Finally went to see 42 last night, at the best theater in the Twin Cities, the Riverview. Split a big buttered popcorn with my honey, and sipped on an ice-cold Mr. Pibb. Delicious!
42 was pretty good, but also pretty standard Hollywood fare.
I particularly enjoyed the digital re-creation of the old ball parks, Ebbets field, the Polo Grounds, Shibe, and Forbes. (Here’s a link to a little article about that…) They did a really nice job of portraying the friendly confines of these cozy old ball parks. (Okay, the Polo Grounds was not entirely cozy.) Below is a shot of Engel Stadium in Chattanooga, where Jackie Robinson actually played some ball, and which they used as a basis for the digital reconstruction of Ebbets Field.
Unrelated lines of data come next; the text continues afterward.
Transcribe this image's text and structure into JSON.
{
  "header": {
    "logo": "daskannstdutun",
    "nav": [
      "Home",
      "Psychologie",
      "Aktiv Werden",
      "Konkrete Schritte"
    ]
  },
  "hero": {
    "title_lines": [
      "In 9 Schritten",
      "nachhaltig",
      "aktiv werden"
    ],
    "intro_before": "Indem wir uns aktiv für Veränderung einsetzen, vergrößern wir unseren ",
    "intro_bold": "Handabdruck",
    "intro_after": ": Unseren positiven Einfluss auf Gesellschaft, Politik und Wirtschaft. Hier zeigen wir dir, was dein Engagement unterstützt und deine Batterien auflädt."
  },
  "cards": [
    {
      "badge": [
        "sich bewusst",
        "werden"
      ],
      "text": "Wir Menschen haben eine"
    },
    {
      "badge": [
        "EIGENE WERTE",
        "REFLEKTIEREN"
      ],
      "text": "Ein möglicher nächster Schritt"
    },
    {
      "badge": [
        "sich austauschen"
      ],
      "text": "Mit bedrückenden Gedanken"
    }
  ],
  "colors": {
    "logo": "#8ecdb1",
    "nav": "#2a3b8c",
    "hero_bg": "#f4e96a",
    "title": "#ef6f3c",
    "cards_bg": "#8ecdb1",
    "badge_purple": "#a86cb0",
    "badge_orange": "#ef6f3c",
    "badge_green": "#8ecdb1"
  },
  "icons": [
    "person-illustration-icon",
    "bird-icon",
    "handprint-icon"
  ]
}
Harrison Ford and Chawick Boseman were both excellent in their roles. I was pleasantly surprised to see Max Gail playing Burt Shotton, who took over as manager of the Dodger’s when Jackie came up to the Majors. I always enjoyed Max in Barney Miller, as detective Wojciehowic. Nice to see him again. I thought more could have been made of his role, but I suppose, with all the characters in this story, they had to pick and choose which stories to develop. Nicole Beharie also did well as Rachel Robinson, Jackie’s wife. I would have liked to have seen more done with her role as well.
The most electric personality in the movie, I thought, was Leo Durocher, portrayed by Christopher Meloni. He didn’t have a lot of scenes, but each one was great. I thought they filmed these scenes in an interesting way; initially they don’t give you a full view of the Durocher, in the first scenes he’s kind of shadowy and wise-cracking. And then comes the scene where he address the team in the kitchen, where he’s dynamite. And then he’s gone. Nicely done, Chris Meloni.
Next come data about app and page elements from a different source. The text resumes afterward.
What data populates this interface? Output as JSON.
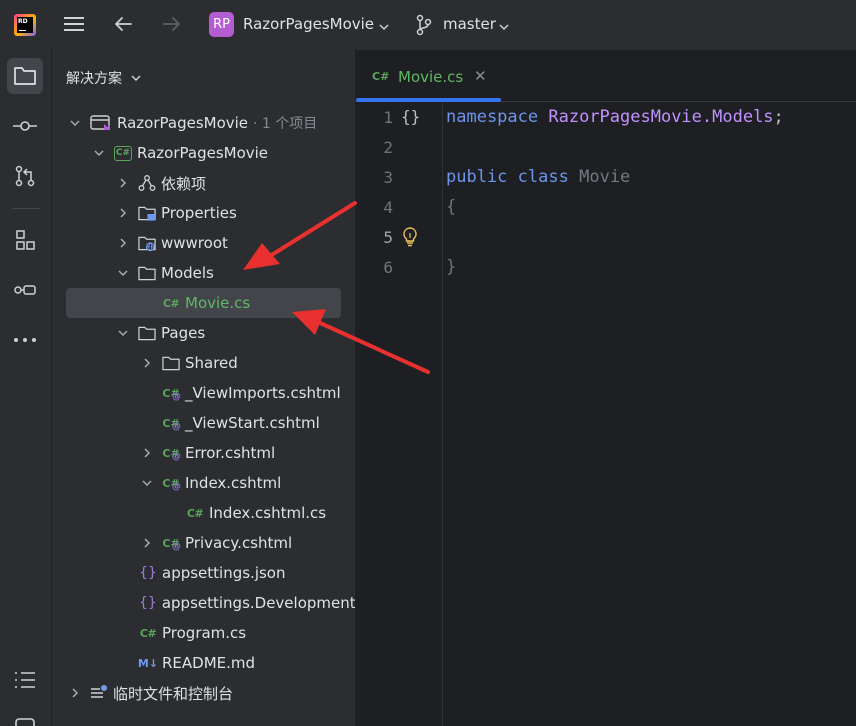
{
  "titlebar": {
    "app_logo_text": "RD",
    "project_badge": "RP",
    "project_name": "RazorPagesMovie",
    "branch_name": "master"
  },
  "toolstrip": {
    "icons": [
      "folder-icon",
      "commit-icon",
      "pull-request-icon",
      "structure-icon",
      "services-icon",
      "more-icon",
      "todo-list-icon",
      "terminal-icon"
    ]
  },
  "panel": {
    "title": "解决方案",
    "tree": [
      {
        "label": "RazorPagesMovie",
        "suffix": "· 1 个项目",
        "icon": "solution-icon",
        "expanded": true
      },
      {
        "label": "RazorPagesMovie",
        "icon": "csharp-project-icon",
        "expanded": true
      },
      {
        "label": "依赖项",
        "icon": "dependencies-icon",
        "expanded": false
      },
      {
        "label": "Properties",
        "icon": "folder-icon",
        "expanded": false
      },
      {
        "label": "wwwroot",
        "icon": "web-folder-icon",
        "expanded": false
      },
      {
        "label": "Models",
        "icon": "folder-icon",
        "expanded": true
      },
      {
        "label": "Movie.cs",
        "icon": "csharp-file-icon",
        "selected": true
      },
      {
        "label": "Pages",
        "icon": "folder-icon",
        "expanded": true
      },
      {
        "label": "Shared",
        "icon": "folder-icon",
        "expanded": false
      },
      {
        "label": "_ViewImports.cshtml",
        "icon": "cshtml-file-icon"
      },
      {
        "label": "_ViewStart.cshtml",
        "icon": "cshtml-file-icon"
      },
      {
        "label": "Error.cshtml",
        "icon": "cshtml-file-icon",
        "expanded": false
      },
      {
        "label": "Index.cshtml",
        "icon": "cshtml-file-icon",
        "expanded": true
      },
      {
        "label": "Index.cshtml.cs",
        "icon": "csharp-file-icon"
      },
      {
        "label": "Privacy.cshtml",
        "icon": "cshtml-file-icon",
        "expanded": false
      },
      {
        "label": "appsettings.json",
        "icon": "json-file-icon"
      },
      {
        "label": "appsettings.Development.json",
        "icon": "json-file-icon"
      },
      {
        "label": "Program.cs",
        "icon": "csharp-file-icon"
      },
      {
        "label": "README.md",
        "icon": "markdown-file-icon"
      },
      {
        "label": "临时文件和控制台",
        "icon": "scratches-icon",
        "expanded": false
      }
    ],
    "icon_text": {
      "cs": "C#",
      "md": "M↓",
      "json": "{}"
    }
  },
  "editor": {
    "tab": {
      "label": "Movie.cs",
      "icon_text": "C#",
      "close": "✕"
    },
    "fold_marker": "{}",
    "line_numbers": [
      "1",
      "2",
      "3",
      "4",
      "5",
      "6"
    ],
    "code": {
      "l1_kw": "namespace",
      "l1_ns": "RazorPagesMovie.Models",
      "l1_semi": ";",
      "l3_kw1": "public",
      "l3_kw2": "class",
      "l3_cls": "Movie",
      "l4": "{",
      "l6": "}"
    }
  },
  "colors": {
    "annotation_arrow": "#e8302f",
    "selection": "#43454a",
    "tab_underline": "#3574f0"
  }
}
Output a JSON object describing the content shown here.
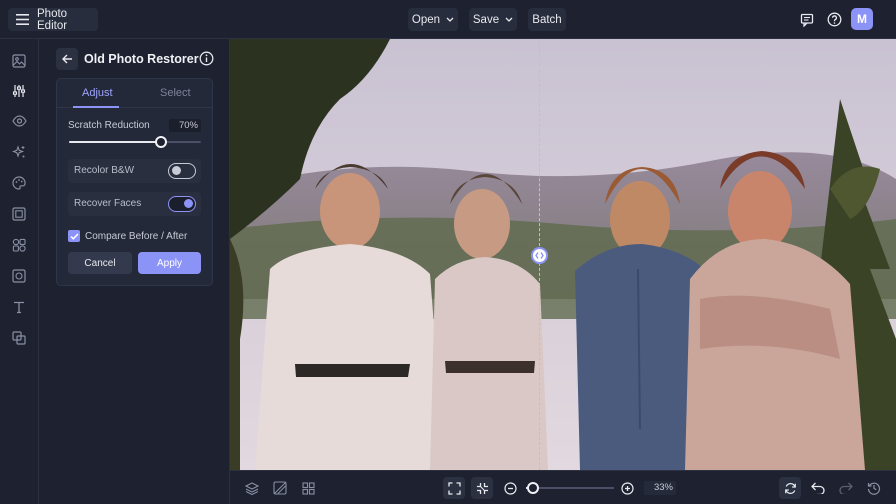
{
  "app": {
    "title": "Photo Editor",
    "menu_icon": "hamburger-menu-icon",
    "open_label": "Open",
    "save_label": "Save",
    "batch_label": "Batch",
    "user_initial": "M",
    "accent_color": "#8c93f7"
  },
  "rail": {
    "items": [
      "image-icon",
      "adjust-sliders-icon",
      "eye-icon",
      "sparkle-effects-icon",
      "palette-icon",
      "frame-icon",
      "shapes-icon",
      "crop-overlay-icon",
      "text-icon",
      "layers-graphics-icon"
    ],
    "active_index": 1
  },
  "panel": {
    "title": "Old Photo Restorer",
    "tabs": [
      {
        "label": "Adjust",
        "active": true
      },
      {
        "label": "Select",
        "active": false
      }
    ],
    "scratch_reduction": {
      "label": "Scratch Reduction",
      "value_text": "70%",
      "value": 0.7
    },
    "recolor_bw": {
      "label": "Recolor B&W",
      "on": false
    },
    "recover_faces": {
      "label": "Recover Faces",
      "on": true
    },
    "compare": {
      "label": "Compare Before / After",
      "checked": true
    },
    "cancel_label": "Cancel",
    "apply_label": "Apply"
  },
  "canvas": {
    "compare_split": 0.464
  },
  "bottom": {
    "zoom_text": "33%",
    "zoom_value": 0.33
  }
}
Quite a shift from Durocher to Shotton; I wonder what that story was like? I’ll have to read more about that season.
Overall, then, a very good movie, and well worth the $2 I paid at bargain night at the Riverview. The film had a digital polish to it, as most movies do these days. The music is a bit overbearing, and tells you when the big scenes are, and how to feel; it could have been toned down a bit. And it’s trying to tell a long and pretty complex story in only a few (okay, 128) minutes, and so, naturally, it kind of mostly skims lightly over the story. But it’s a story worth telling and the actors carry the story and make it real.